The Producer Price Index (PPI) is an index released monthly by the Bureau of Labor Statistics (BLS). To put it in simple words, PPI measures price changes from the perspective of the sellers, as opposed to the Consumer Price Index (CPI), which measures price changes from the purchasers’ perspective.
One of the reasons that PPI is so valuable is because of its inherent ability to predict CPI as an indicator of inflation. The Fed makes use of the PPI data to prepare for future counter-inflation policies and investors can look in advance of the market and make business plans accordingly.
From the graph we can see that the percent changes from the previous year’s PPI fluctuate a lot but for the past few decades, the change is mostly positive. Note that PPI does not represent prices at the consumer level. PPI calculations use a benchmark year (1982) where the basket of goods (a weighted fixed set of consumer products and services in 1982) was measured with an index of 100.
Note that BLS states that since some PPIs such as the ones for food and energy goods, as well as wholesale and retail trade are more volatile than other goods in short-term, PPI calculates a number of indexes excluding prices for these components separately. In addition, an index for final demand less food, energy, and trade services is calculated as well. The weighting for different industries is updated once every five years.
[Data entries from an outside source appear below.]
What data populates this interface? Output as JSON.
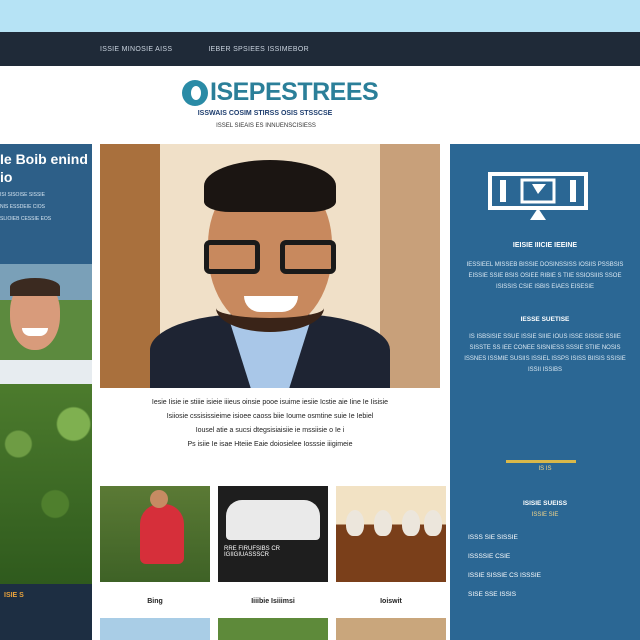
{
  "nav": {
    "links": [
      "ISSIE MINOSIE AISS",
      "IEBER SPSIEES ISSIMEBOR"
    ]
  },
  "header": {
    "logo_text": "ISEPESTREES",
    "tagline": "ISSWAIS COSIM STIRSS OSIS STSSCSE",
    "subtag": "ISSEL SIEAIS ES INNUENSCISIESS"
  },
  "left": {
    "promo_title": "Ie Boib enind io",
    "promo_lines": [
      "ISI SISOISE SISSIE",
      "NIS ESSDEIE CIOS",
      "SLIOIEB CESSIE EOS"
    ],
    "footer_label": "ISIE S"
  },
  "center": {
    "hero_text": [
      "Iesie Iisie ie stiiie isieie iiieus oinsie pooe isuime iesiie Icstie aie Iine Ie Iisisie",
      "Isiiosie cssisissieime isioee caoss biie Ioume osmtine suie Ie Iebiel",
      "Iousel atie a sucsi dtegsisiaisiie ie mssiisie o Ie i",
      "Ps isiie Ie isae Hteiie Eaie doiosielee Iosssie iiigimeie"
    ],
    "thumbs": [
      {
        "caption": ""
      },
      {
        "caption": "RRE FIRUFSIBS CR IGIIGIUASSSCR"
      },
      {
        "caption": ""
      }
    ],
    "thumb_labels": [
      "Bing",
      "Iiiibie Isiiimsi",
      "Ioiswit"
    ]
  },
  "right": {
    "title": "IEISIE IIICIE IEEINE",
    "para1": "IESSIEEL MISSEB BISSIE DOSINSSISS IOSIIS PSSBSIS EISSIE SSIE BSIS OSIEE RIBIE S TIIE SSIOSIIIS SSOE ISISSIS CSIE ISBIS EIAES EISESIE",
    "sub1": "IESSE SUETISE",
    "para2": "IS ISBSISIE SSUE ISSIE SIIIE IOUS ISSE SISSIE SSIIE SISSTE SS IEE CONEE SISNIESS SSSIE STIIE NOSIS ISSNES ISSMIE SUSIIS ISSIEL ISSPS ISISS BIISIS SSISIE ISSII ISSIBS",
    "small": "IS IS",
    "sub2": "ISISIE SUEISS",
    "small2": "ISSIE SIE",
    "links": [
      "ISSS SIE SISSIE",
      "ISSSSIE CSIE",
      "ISSIE SISSIE CS ISSSIE",
      "SISE SSE ISSIS"
    ]
  },
  "colors": {
    "nav_bg": "#1f2a38",
    "right_bg": "#2b6794",
    "left_bg": "#2f5f86",
    "logo": "#2b7f99",
    "accent": "#d9b84a"
  }
}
This is potentially problematic as PPI might not be able to reflect its proportion to real GDP very well.
Graphs added in association with comments